Democracy and Civic Engagement

The work of Marin Organizing Committee (MOC) flows directly from democratic values. We develop organizational relationships that grow the voices of families and communities that normally have little power over decisions that impact their own lives.

As a citizen’s power organization, MOC doesn’t just measure success in policy victories. We also measure it in terms of the strength of the organization itself: what relationships we’ve built, what new leaders we’ve developed, and what we ourselves have learned, all of which position us for future, larger victories. In addition to our accomplishments on issues, hundreds of leaders throughout Marin County have participated in training, hundreds of new relationships have been developed, and new leaders have been emerging every step of the way. Our work continues to train ordinary people to participate fully in our shared civic life.

Leadership Development

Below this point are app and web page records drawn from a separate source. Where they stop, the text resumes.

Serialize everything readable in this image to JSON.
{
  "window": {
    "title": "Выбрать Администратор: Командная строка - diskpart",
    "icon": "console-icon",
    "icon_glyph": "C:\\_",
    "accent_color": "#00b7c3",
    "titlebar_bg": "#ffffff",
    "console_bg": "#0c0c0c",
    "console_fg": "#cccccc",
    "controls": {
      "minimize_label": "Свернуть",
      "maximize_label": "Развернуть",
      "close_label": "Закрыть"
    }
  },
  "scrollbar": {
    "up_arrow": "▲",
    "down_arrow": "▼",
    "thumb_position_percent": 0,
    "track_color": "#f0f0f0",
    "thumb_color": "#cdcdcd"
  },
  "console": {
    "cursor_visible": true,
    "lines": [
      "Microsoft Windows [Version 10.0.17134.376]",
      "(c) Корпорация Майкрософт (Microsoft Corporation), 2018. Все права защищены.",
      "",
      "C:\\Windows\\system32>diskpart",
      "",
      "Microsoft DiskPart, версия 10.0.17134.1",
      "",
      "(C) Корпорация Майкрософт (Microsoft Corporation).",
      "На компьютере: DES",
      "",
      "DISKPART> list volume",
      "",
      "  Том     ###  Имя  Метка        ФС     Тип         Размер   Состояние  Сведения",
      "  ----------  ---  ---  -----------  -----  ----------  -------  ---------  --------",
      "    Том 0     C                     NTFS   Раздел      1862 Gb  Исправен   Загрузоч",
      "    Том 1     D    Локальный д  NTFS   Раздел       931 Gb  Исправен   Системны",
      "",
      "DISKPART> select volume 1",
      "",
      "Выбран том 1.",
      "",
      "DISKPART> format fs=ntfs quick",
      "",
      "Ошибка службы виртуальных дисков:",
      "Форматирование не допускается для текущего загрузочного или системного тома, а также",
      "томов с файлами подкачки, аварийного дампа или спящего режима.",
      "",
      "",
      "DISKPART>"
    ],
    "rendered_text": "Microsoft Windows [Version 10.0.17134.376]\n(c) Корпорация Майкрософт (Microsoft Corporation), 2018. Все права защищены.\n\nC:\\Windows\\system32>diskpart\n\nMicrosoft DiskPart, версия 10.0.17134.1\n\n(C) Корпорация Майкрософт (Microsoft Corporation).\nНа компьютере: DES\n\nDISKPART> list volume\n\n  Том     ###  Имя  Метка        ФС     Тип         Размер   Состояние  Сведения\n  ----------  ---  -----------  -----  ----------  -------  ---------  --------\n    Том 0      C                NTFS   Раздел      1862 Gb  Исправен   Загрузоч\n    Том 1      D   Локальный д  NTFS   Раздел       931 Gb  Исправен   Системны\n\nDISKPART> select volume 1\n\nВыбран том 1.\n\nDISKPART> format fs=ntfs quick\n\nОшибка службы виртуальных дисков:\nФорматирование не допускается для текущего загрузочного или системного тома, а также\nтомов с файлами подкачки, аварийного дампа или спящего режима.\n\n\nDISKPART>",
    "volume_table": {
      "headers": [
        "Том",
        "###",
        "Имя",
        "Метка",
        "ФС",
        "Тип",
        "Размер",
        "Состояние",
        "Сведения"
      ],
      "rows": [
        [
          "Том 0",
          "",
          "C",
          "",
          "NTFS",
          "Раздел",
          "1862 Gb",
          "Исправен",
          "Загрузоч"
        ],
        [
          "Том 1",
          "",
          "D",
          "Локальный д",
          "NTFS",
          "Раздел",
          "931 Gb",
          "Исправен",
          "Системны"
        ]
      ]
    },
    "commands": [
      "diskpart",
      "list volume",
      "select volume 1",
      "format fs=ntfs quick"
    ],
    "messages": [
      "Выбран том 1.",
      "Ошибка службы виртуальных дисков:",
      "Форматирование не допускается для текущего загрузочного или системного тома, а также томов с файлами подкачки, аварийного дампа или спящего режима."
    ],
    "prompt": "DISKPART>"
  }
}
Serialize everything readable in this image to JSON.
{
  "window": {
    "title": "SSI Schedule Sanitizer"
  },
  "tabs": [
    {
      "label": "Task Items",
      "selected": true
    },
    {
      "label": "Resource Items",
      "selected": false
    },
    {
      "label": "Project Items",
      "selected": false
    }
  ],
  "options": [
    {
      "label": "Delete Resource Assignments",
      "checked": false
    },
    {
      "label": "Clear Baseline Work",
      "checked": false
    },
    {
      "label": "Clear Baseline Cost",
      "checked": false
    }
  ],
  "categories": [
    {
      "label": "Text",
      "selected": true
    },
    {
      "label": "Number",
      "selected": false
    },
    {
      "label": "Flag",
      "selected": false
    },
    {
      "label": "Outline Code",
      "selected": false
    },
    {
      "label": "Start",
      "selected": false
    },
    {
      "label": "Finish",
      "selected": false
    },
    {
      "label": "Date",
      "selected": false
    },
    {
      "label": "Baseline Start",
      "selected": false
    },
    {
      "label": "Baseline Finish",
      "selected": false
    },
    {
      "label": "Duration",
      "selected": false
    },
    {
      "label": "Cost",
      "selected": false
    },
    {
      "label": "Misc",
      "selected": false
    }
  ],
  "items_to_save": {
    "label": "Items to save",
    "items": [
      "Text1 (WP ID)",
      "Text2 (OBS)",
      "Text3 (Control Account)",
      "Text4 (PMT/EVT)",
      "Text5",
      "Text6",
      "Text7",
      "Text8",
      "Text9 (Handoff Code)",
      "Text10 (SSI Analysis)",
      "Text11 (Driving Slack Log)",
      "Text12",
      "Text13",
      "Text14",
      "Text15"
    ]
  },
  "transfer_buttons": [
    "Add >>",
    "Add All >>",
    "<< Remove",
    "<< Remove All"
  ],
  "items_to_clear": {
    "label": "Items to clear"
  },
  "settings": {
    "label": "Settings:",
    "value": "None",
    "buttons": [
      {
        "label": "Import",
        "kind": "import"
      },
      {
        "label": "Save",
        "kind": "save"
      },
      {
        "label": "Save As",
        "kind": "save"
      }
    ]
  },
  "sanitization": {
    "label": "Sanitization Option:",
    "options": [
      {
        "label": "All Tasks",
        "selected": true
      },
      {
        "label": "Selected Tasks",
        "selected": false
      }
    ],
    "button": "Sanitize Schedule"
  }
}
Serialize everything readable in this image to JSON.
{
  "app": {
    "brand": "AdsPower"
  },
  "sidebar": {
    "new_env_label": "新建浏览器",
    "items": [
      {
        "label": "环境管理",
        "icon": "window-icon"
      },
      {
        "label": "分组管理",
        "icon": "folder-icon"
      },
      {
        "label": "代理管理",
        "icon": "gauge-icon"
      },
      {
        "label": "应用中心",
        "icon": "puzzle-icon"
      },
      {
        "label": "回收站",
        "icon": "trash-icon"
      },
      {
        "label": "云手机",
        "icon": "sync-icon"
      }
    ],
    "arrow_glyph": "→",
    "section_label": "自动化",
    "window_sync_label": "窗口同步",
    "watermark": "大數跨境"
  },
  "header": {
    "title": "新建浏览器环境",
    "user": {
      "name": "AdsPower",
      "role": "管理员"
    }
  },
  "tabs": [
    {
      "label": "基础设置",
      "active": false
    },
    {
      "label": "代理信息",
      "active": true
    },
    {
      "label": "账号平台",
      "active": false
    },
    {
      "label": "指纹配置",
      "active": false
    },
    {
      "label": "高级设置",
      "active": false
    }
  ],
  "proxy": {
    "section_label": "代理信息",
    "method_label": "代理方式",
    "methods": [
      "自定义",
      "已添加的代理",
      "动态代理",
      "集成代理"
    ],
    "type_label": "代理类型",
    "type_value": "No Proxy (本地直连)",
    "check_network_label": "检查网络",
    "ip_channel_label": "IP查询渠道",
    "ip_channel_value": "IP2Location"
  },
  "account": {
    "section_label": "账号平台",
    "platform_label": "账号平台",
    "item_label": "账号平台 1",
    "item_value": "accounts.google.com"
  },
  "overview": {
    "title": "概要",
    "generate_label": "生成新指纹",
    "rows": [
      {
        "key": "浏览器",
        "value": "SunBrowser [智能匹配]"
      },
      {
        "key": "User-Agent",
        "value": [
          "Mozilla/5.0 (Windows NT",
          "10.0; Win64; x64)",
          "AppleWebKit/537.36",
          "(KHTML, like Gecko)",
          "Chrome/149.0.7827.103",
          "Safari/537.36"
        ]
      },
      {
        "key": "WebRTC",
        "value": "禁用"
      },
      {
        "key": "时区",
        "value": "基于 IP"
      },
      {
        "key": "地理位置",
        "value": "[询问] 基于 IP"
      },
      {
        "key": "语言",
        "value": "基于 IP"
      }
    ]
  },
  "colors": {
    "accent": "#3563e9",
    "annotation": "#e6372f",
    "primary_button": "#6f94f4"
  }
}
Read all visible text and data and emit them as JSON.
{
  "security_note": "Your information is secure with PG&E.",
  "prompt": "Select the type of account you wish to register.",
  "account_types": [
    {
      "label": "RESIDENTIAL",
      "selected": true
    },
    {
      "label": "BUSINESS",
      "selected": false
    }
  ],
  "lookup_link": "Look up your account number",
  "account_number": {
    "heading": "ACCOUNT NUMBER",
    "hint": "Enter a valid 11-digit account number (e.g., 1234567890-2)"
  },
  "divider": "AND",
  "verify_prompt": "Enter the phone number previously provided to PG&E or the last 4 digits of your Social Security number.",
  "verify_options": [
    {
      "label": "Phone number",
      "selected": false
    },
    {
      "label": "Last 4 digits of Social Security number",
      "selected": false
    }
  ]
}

In seeking to embody democratic values, MOC identifies and trains leaders who are everyday people from our member institutions. We connect across racial, religious, and socio-economic divisions, develop capacities and skills in public life, and organize power so regular people impact the decisions affecting them, their families, and their communities.

Working together to build sustainable, relational power, our leaders create imaginative responses to local problems, and win immediate, concrete victories that change their communities for the better.

Relational Organizing

Relational organizing is the foundation of all of our work. Relational organizing requires developing relationships of trust and obligation among a diverse array of institutions and their leaders. This is done through institution-based leadership development; the building of relationships within and between institutions; the identification of and research on issues of mutual self-interest; and disciplined, organized action. This model of broad-based organizing has been developed by the Industrial Areas Foundation (IAF) over the last 75 years and engages leaders in a cycle of organizing that incorporates:


  • identifying and developing leaders within and across member institutions;
  • building relationships between leaders of diverse backgrounds, both one-on-one (individual meetings) and in small groups (house meetings);
  • discerning the issues that motivate broad participation and can lead to successful action from within each member organization;
  • engaging congregations and communities from diverse backgrounds around stories of shared vision and concern;
  • researching potential issues that have emerged from the individual meetings and house meetings;
  • engaging in strategic action around issues that have been identified, researched and negotiated within and between member institutions; and
  • reflecting and evaluating at every step of the cycle to ensure that leaders deepen their understanding of their experience and continue to improve their organizing skills.

Broad-based relational organizing is a calculated response to a pervasive culture of isolation, de-facto racial and socio-economic segregation and individualism that has transformed our society. It helps to strengthen institutions and create public relationships that can lead to effective action.